Barack Obama’s constitutionalism is not quite what anyone would have expected. Far from embracing bold liberal notions of the Constitution and the Bill of Rights, much of his legal philosophy seems at home with his predecessor George Bush and Republicans.
Ostensibly a liberal Democrat, one would have thought that Barack Obama would have been a civil libertarian, respectful of individual rights. One would have also expected that he would have sought to use national power to its fullest to fulfill his agenda. As a lawyer and former constitutional law professor, the belief was that he understood the law and would see how moving quickly and aggressively to fill the federal bench with his judicial nominees would be critical to securing his legal agenda and undoing the legal legacy that George Bush left.
Such expectations were nurtured by presidential candidate Obama. He sharply criticized the Bush administration for its support of torture and disregard for international law. He promised to close Guantanamo Bay, and otherwise end the illegal operations of the war on terror and the presidential excesses of his predecessor. Yet Obama has not turned out to be a constitutional liberal.
To his credit, in the opening days of his presidency Obama did move to undo many of the practices of the Bush administration that he campaigned against. He repealed legal opinions supporting torture and in his inaugural speech he committed his administration to transferring prisoners out of Gitmo and to closing the facility. But Congress fought him on this initiative and Republicans have successfully stalled or filibustered judicial and other nominees. But even accepting both as excuses, Obama’s constitutionalism is surprising.
The Obama administration insists that it is within its constitutional authority to use drones to kill American citizens and to intercept and track telephone calls and internet traffic under the Foreign Intelligence Surveillance Act and through the NSA Prism program. Obama administration legal memos, some of which have yet to come to light, so far seem to rely upon the same assertions about extra-constitutional presidential power as commander-in-chief or upon the same congressional ascent under the post-9/11 Authorization to Use Military Force that Bush invoked. The legal memo on drones makes the same legal contortions about presidential power that the John Yoo memo did when it came to torture. Obama has used these legal rationales and the most extensive authority given to him under the Patriot Act and FISA to justify policies disregarding basic civil rights and liberties.
His administration justifies the killing of American citizens without proof of guilt in court. There is no regard to the Fourth Amendment rights against use of excessive force, no due process to contest a decision to make unilateral execution decisions. His snooping on American citizens is done without warrant, or at least one with proof of particularized suspicion as required under the Fourth Amendment. His administration's initial refusal to read the Boston Marathon Bomber his Miranda rights exploited a questionable legal loophole and ignored the Fifth Amendment. And do not forget that the IRS targeting of political groups is also a violation of the First Amendment.

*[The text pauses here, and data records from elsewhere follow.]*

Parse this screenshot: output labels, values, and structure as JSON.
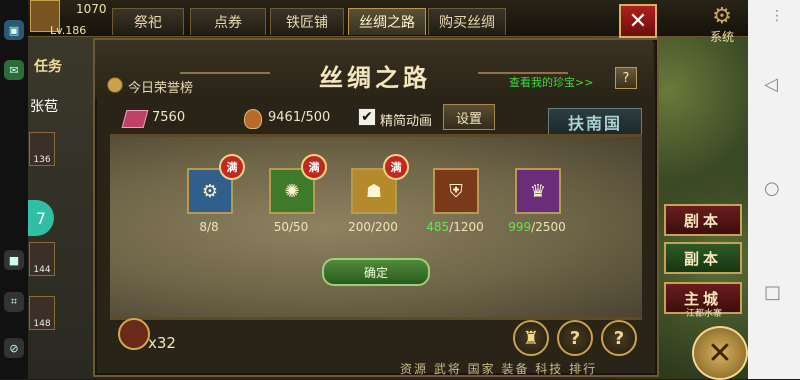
{
  "hud": {
    "gold": "1070",
    "level": "Lv.186",
    "side_levels": [
      "136",
      "144",
      "148"
    ],
    "sidebar_name": "张苞",
    "task_label": "任务"
  },
  "tabs": [
    {
      "label": "祭祀",
      "active": false
    },
    {
      "label": "点券",
      "active": false
    },
    {
      "label": "铁匠铺",
      "active": false
    },
    {
      "label": "丝绸之路",
      "active": true
    },
    {
      "label": "购买丝绸",
      "active": false
    }
  ],
  "system": {
    "label": "系统"
  },
  "panel": {
    "title": "丝绸之路",
    "honor_label": "今日荣誉榜",
    "treasure_link": "查看我的珍宝>>",
    "help": "?",
    "silk_value": "7560",
    "bag_value": "9461/500",
    "simple_anim_label": "精简动画",
    "simple_anim_checked": "✔",
    "settings_label": "设置",
    "country": "扶南国",
    "full_badge": "满",
    "items": [
      {
        "count_done": "8",
        "count_total": "/8",
        "full": true,
        "color": "#2f5f8a",
        "icon": "cannon-icon",
        "glyph": "⚙"
      },
      {
        "count_done": "50",
        "count_total": "/50",
        "full": true,
        "color": "#3f7a2a",
        "icon": "shield-green-icon",
        "glyph": "✺"
      },
      {
        "count_done": "200",
        "count_total": "/200",
        "full": true,
        "color": "#b48a2a",
        "icon": "helmet-icon",
        "glyph": "☗"
      },
      {
        "count_done": "485",
        "count_total": "/1200",
        "full": false,
        "color": "#7a3a1a",
        "icon": "bronze-shield-icon",
        "glyph": "⛨"
      },
      {
        "count_done": "999",
        "count_total": "/2500",
        "full": false,
        "color": "#6a2d7a",
        "icon": "purple-armor-icon",
        "glyph": "♛"
      }
    ],
    "confirm_label": "确定",
    "bottom_count": "x32",
    "bottom_menu": "资源 武将 国家 装备 科技 排行"
  },
  "side_buttons": {
    "script": "剧本",
    "dungeon": "副本",
    "capital": "主城"
  },
  "capital_name": "江都水寨",
  "colors": {
    "accent_gold": "#c9a24c",
    "green_text": "#3ddc3a",
    "close_red": "#b02020"
  }
}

But additionally the Obama administration has rode roughshod over many other parts of the Constitution. Where is the respect for the First Amendment freedom of the press when comes to getting secret warrants to search reporters telephone conversations because they reported on news embarrassing to the Obama Administration? Or where is the respect for First Amendment freedom of speech when it comes to one of the most aggressive administrations on record when it comes to prosecuting leaks and whistleblowers?
But his constitutional contempt is matched by timidity. Obama now supports same-sex marriage, but only as he was beginning to run for a second term in office and when the tide of public opinion had apparently shifted on the subject. It took years for the Obama administration to reach the conclusion that don’t ask, don’t tell was unconstitutional but he never did anything to fight its enforcement. The same with DOMA–he did eventually argue that it was unconstitutional but continued to enforce the law. Even in his administration’s arguments before the Supreme Court, Obama has never embraced a view of the Equal Protection clause that fully argues that bans on same-sex marriage are unconstitutional. Nor have we seen Obama argue that the death penalty is unconstitutional, and we have not seen him take an aggressive stance in Court to argue that the Second Amendment decisions holding for an individual right to bear arms were wrong and should be reversed.
Even with the Affordable Care Act–his signature issue–he has failed to act boldly. His central justification for its constitutionality rested on the Commerce clause–an argument the Supreme Court ultimately rejected. In passing the Act Obama capitulated on abortion rights and since its passage has failed to push aggressively on contraception, including until recently his refusal to go along with allowing women under 18 the right to purchase the morning after pill. It took a federal court ruling his policy to be arbitrary and capricious to get him to change his mind.
Finally, the Obama administration has moved slowly on judicial appointments, generally eschewing efforts to challenge Senate Republicans to reject his nominees who, for the most part, have been centrists and not liberals.
Obama’s Constitution is hardly liberal. It is supportive of strong presidential power resting upon dubious constitutional claims of unilateral authority to act. It is a constitutionalism devoid of serious respect for individual rights, supportive of the national security state, and surveillance ahead of privacy. It is a constitutionalism not of the kind one would have expected from him, but instead one that bears more resemblance to that of George Bush than it does of the liberal Democrat some thought he was.